Pull out each line of the records holding the string "Information".

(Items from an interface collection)
____

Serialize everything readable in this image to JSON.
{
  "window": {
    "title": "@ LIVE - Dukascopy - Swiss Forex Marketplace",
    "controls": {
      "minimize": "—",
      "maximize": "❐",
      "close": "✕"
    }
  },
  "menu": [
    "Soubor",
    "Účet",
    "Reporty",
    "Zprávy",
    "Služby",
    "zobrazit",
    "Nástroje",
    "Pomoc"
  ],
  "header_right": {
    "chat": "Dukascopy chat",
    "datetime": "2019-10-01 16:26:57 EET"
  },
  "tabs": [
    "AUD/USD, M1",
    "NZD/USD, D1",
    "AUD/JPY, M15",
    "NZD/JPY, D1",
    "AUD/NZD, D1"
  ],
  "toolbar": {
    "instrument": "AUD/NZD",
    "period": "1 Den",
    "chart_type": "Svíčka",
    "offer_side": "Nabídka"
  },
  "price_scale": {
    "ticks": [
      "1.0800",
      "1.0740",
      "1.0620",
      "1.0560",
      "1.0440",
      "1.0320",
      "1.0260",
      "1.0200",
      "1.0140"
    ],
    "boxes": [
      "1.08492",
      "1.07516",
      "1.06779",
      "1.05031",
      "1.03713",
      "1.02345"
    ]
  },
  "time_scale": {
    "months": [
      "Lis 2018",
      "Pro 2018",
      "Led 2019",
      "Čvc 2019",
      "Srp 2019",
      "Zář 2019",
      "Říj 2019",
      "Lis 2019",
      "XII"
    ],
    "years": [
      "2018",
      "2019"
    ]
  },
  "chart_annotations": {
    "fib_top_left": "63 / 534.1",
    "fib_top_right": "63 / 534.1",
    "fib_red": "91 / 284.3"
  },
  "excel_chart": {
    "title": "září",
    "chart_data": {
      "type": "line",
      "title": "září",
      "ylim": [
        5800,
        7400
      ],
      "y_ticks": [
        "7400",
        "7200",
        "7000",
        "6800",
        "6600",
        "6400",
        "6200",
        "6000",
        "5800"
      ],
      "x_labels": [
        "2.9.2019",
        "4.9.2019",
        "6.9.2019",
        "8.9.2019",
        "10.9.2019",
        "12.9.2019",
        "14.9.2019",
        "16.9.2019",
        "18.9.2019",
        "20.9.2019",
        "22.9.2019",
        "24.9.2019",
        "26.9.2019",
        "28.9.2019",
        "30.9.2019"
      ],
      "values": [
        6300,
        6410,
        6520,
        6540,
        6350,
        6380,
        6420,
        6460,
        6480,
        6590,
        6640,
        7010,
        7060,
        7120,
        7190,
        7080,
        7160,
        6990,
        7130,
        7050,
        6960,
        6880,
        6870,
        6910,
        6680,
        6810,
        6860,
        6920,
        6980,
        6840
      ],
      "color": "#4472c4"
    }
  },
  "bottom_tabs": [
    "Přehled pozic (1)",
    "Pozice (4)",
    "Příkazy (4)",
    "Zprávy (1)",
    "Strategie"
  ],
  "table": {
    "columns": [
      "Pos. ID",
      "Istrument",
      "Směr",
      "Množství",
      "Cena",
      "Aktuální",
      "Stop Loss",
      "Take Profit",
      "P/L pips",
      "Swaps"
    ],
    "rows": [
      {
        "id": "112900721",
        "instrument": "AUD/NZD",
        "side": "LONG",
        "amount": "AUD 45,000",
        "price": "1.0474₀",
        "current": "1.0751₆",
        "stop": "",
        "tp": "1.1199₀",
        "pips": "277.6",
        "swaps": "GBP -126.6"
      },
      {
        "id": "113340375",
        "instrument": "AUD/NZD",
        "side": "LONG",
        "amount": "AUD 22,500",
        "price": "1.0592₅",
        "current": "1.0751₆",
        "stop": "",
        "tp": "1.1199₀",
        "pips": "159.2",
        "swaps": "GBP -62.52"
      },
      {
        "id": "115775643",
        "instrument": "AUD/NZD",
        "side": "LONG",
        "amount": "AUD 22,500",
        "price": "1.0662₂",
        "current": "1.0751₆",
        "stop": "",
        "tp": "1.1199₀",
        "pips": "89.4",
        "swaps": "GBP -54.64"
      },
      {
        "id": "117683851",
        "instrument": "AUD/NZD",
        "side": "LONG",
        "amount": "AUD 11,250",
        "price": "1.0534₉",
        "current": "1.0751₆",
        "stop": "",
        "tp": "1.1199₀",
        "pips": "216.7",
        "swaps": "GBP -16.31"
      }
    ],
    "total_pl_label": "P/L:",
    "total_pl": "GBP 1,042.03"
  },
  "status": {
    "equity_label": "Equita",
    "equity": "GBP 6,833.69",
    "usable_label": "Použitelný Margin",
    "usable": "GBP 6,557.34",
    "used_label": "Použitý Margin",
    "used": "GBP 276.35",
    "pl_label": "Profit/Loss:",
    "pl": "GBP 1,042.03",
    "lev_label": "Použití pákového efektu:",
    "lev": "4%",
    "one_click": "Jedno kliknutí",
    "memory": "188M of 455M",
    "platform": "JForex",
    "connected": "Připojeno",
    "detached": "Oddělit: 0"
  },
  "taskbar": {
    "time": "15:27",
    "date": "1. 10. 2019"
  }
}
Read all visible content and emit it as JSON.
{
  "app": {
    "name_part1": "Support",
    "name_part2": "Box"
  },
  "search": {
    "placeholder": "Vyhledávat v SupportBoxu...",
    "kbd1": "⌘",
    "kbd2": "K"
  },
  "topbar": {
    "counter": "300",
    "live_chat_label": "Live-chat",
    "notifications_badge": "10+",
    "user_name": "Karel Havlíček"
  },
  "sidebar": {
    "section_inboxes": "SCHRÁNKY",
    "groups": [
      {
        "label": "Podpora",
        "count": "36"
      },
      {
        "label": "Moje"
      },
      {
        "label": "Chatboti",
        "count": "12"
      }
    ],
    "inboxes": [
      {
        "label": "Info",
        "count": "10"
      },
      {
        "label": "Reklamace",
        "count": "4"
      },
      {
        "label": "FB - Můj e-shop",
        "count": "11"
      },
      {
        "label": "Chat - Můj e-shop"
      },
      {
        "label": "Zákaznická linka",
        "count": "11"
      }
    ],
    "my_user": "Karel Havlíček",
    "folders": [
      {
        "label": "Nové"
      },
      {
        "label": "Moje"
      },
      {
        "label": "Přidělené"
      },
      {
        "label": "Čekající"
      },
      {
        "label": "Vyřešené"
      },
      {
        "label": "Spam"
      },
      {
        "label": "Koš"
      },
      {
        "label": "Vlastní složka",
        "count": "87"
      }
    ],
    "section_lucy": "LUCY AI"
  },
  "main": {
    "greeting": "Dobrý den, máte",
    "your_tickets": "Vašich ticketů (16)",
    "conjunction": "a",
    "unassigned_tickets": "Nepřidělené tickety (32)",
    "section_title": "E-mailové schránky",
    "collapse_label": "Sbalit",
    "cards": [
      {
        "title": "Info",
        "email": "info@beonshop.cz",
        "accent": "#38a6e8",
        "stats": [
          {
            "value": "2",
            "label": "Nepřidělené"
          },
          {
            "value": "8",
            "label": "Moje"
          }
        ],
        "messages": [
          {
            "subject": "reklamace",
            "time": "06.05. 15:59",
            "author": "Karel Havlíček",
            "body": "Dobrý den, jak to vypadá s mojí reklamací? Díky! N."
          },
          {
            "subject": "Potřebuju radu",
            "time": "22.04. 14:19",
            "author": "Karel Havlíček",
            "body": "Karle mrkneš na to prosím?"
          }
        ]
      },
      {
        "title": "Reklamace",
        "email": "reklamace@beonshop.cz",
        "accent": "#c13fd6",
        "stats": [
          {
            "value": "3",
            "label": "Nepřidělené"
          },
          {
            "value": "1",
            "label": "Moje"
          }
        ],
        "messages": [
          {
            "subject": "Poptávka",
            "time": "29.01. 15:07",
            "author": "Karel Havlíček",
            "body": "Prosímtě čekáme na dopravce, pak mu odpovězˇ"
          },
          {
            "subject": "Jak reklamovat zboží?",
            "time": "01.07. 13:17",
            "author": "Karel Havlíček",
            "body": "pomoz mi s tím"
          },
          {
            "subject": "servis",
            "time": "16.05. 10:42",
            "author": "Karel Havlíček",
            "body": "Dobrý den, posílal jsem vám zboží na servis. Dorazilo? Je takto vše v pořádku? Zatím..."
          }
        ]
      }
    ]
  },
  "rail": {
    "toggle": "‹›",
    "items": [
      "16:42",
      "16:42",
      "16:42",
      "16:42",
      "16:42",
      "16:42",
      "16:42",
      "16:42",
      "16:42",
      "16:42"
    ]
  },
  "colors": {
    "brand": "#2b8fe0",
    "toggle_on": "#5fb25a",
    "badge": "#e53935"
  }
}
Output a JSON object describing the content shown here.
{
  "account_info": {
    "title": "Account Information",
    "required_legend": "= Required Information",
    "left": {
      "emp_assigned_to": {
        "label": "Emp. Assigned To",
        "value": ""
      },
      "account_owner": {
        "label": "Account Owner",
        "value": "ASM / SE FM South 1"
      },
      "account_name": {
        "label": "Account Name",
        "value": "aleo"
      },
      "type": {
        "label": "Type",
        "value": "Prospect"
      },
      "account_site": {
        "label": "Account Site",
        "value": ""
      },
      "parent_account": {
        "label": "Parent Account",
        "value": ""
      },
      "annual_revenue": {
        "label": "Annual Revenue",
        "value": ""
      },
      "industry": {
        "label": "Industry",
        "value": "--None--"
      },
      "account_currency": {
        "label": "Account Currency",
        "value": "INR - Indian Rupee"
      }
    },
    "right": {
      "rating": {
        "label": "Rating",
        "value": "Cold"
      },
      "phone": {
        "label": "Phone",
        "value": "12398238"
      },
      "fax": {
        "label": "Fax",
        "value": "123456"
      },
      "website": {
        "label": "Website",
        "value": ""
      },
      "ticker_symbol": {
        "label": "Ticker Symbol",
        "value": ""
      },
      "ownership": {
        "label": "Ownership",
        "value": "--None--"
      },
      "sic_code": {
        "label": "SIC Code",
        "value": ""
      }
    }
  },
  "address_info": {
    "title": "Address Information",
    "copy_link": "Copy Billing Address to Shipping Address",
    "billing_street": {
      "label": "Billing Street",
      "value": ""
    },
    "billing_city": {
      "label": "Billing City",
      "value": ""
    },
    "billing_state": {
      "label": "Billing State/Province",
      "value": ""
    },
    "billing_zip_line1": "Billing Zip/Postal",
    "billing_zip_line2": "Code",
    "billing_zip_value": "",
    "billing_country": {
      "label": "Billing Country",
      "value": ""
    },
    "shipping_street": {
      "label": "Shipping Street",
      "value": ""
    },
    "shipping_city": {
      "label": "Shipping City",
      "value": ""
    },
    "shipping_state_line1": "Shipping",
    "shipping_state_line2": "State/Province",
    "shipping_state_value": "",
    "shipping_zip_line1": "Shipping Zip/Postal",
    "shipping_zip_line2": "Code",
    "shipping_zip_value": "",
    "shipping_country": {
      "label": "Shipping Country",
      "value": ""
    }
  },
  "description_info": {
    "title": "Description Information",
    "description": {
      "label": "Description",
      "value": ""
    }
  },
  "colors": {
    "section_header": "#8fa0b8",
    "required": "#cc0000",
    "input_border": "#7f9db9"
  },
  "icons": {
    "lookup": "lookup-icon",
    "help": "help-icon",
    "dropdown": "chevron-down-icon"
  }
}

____

### EXERCISE RESULT
    "title": "Account Information",
    "required_legend": "= Required Information",
    "title": "Address Information",
    "title": "Description Information",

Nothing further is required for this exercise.